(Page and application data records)
------------------------------------------------------------

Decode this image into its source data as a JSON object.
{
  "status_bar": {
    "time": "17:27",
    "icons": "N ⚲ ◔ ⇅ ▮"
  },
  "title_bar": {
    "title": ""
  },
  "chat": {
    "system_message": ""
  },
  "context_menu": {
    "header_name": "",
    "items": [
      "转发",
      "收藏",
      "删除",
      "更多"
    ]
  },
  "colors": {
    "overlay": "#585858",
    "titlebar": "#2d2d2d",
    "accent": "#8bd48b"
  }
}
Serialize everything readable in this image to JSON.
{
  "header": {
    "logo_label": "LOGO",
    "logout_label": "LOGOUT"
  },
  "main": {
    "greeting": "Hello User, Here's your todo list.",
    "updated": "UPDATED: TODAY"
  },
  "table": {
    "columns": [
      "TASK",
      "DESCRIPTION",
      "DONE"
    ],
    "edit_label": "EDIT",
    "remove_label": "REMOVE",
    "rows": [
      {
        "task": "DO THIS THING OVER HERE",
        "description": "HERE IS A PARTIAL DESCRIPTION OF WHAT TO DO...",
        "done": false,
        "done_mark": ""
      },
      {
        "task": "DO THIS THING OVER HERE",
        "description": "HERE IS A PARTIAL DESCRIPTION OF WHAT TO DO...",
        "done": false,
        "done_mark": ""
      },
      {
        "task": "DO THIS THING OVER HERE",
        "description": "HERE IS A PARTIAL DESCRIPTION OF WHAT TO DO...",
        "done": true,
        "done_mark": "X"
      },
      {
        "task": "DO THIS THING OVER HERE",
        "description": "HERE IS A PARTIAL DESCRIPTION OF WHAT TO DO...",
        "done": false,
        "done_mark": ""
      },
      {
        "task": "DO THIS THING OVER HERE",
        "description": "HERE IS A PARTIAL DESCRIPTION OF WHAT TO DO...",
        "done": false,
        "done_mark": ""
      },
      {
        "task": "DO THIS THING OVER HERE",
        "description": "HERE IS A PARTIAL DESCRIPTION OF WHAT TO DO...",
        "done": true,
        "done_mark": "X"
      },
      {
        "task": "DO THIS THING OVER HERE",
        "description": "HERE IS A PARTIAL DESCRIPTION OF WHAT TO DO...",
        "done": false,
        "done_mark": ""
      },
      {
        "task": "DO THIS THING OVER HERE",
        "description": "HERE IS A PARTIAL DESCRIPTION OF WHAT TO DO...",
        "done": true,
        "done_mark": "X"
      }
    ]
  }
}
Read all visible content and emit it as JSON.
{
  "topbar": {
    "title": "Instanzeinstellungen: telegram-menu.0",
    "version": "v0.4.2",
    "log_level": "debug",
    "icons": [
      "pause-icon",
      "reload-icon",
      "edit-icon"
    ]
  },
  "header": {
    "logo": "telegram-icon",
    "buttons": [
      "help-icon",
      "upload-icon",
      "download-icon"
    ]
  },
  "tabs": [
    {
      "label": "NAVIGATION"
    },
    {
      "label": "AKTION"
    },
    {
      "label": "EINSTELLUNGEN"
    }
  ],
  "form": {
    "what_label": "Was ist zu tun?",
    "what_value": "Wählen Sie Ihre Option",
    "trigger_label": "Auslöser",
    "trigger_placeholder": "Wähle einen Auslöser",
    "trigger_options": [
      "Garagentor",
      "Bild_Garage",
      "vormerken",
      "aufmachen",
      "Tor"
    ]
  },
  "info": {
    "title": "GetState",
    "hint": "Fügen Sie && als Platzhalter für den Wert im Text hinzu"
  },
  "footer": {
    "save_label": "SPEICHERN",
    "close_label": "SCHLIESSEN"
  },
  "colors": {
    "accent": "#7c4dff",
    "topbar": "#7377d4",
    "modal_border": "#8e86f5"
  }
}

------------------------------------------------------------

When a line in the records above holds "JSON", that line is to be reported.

Decode this image into its source data as a JSON object.
Serialize everything readable in this image to JSON.
Read all visible content and emit it as JSON.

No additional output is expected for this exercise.